→ **PROBLEM TO SOLVE**: Would you give the data below back exactly as it reads?

→ **GIVEN INFORMATION**:
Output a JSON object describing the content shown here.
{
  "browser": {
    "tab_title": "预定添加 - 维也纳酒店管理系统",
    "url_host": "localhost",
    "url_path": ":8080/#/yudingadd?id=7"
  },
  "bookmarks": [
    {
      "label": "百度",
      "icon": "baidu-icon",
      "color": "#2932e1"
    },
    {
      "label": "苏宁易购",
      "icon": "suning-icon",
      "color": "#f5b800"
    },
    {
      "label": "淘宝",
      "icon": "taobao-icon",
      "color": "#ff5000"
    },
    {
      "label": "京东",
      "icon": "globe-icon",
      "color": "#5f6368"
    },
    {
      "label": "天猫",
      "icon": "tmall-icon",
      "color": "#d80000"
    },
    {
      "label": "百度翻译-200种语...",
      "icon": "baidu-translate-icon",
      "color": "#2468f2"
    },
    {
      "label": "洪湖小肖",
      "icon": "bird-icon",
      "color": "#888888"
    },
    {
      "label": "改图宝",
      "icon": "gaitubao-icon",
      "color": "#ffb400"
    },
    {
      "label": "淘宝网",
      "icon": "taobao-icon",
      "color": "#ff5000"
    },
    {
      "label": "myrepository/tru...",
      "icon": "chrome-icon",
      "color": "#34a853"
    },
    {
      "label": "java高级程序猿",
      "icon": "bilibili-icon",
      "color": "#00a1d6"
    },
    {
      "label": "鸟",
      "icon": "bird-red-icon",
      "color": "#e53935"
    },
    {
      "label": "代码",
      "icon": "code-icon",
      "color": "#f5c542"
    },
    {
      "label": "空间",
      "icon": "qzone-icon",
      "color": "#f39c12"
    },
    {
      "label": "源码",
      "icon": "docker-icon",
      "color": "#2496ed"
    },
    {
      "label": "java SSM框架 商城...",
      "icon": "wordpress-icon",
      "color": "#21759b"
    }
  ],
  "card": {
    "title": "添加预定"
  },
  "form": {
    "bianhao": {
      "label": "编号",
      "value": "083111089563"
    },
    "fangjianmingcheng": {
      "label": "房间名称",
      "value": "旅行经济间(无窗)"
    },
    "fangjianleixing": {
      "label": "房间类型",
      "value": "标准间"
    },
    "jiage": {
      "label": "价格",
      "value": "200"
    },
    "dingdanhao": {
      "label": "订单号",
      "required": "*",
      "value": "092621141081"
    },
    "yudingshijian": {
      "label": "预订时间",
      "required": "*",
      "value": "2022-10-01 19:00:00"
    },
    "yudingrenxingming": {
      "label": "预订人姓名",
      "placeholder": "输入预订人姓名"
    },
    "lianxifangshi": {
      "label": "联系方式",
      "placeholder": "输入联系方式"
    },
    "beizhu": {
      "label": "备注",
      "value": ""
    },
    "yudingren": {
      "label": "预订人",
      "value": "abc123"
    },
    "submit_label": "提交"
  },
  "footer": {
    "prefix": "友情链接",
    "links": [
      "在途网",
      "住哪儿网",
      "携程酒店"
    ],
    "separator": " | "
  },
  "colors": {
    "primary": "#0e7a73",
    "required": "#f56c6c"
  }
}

→ **ANSWER SECTION**:
Output a JSON object describing the content shown here.
{
  "browser": {
    "tab_title": "预定添加 - 维也纳酒店管理系统",
    "url_host": "localhost",
    "url_path": ":8080/#/yudingadd?id=7"
  },
  "bookmarks": [
    {
      "label": "百度",
      "icon": "baidu-icon",
      "color": "#2932e1"
    },
    {
      "label": "苏宁易购",
      "icon": "suning-icon",
      "color": "#f5b800"
    },
    {
      "label": "淘宝",
      "icon": "taobao-icon",
      "color": "#ff5000"
    },
    {
      "label": "京东",
      "icon": "globe-icon",
      "color": "#5f6368"
    },
    {
      "label": "天猫",
      "icon": "tmall-icon",
      "color": "#d80000"
    },
    {
      "label": "百度翻译-200种语...",
      "icon": "baidu-translate-icon",
      "color": "#2468f2"
    },
    {
      "label": "洪湖小肖",
      "icon": "bird-icon",
      "color": "#888888"
    },
    {
      "label": "改图宝",
      "icon": "gaitubao-icon",
      "color": "#ffb400"
    },
    {
      "label": "淘宝网",
      "icon": "taobao-icon",
      "color": "#ff5000"
    },
    {
      "label": "myrepository/tru...",
      "icon": "chrome-icon",
      "color": "#34a853"
    },
    {
      "label": "java高级程序猿",
      "icon": "bilibili-icon",
      "color": "#00a1d6"
    },
    {
      "label": "鸟",
      "icon": "bird-red-icon",
      "color": "#e53935"
    },
    {
      "label": "代码",
      "icon": "code-icon",
      "color": "#f5c542"
    },
    {
      "label": "空间",
      "icon": "qzone-icon",
      "color": "#f39c12"
    },
    {
      "label": "源码",
      "icon": "docker-icon",
      "color": "#2496ed"
    },
    {
      "label": "java SSM框架 商城...",
      "icon": "wordpress-icon",
      "color": "#21759b"
    }
  ],
  "card": {
    "title": "添加预定"
  },
  "form": {
    "bianhao": {
      "label": "编号",
      "value": "083111089563"
    },
    "fangjianmingcheng": {
      "label": "房间名称",
      "value": "旅行经济间(无窗)"
    },
    "fangjianleixing": {
      "label": "房间类型",
      "value": "标准间"
    },
    "jiage": {
      "label": "价格",
      "value": "200"
    },
    "dingdanhao": {
      "label": "订单号",
      "required": "*",
      "value": "092621141081"
    },
    "yudingshijian": {
      "label": "预订时间",
      "required": "*",
      "value": "2022-10-01 19:00:00"
    },
    "yudingrenxingming": {
      "label": "预订人姓名",
      "placeholder": "输入预订人姓名"
    },
    "lianxifangshi": {
      "label": "联系方式",
      "placeholder": "输入联系方式"
    },
    "beizhu": {
      "label": "备注",
      "value": ""
    },
    "yudingren": {
      "label": "预订人",
      "value": "abc123"
    },
    "submit_label": "提交"
  },
  "footer": {
    "prefix": "友情链接",
    "links": [
      "在途网",
      "住哪儿网",
      "携程酒店"
    ],
    "separator": " | "
  },
  "colors": {
    "primary": "#0e7a73",
    "required": "#f56c6c"
  }
}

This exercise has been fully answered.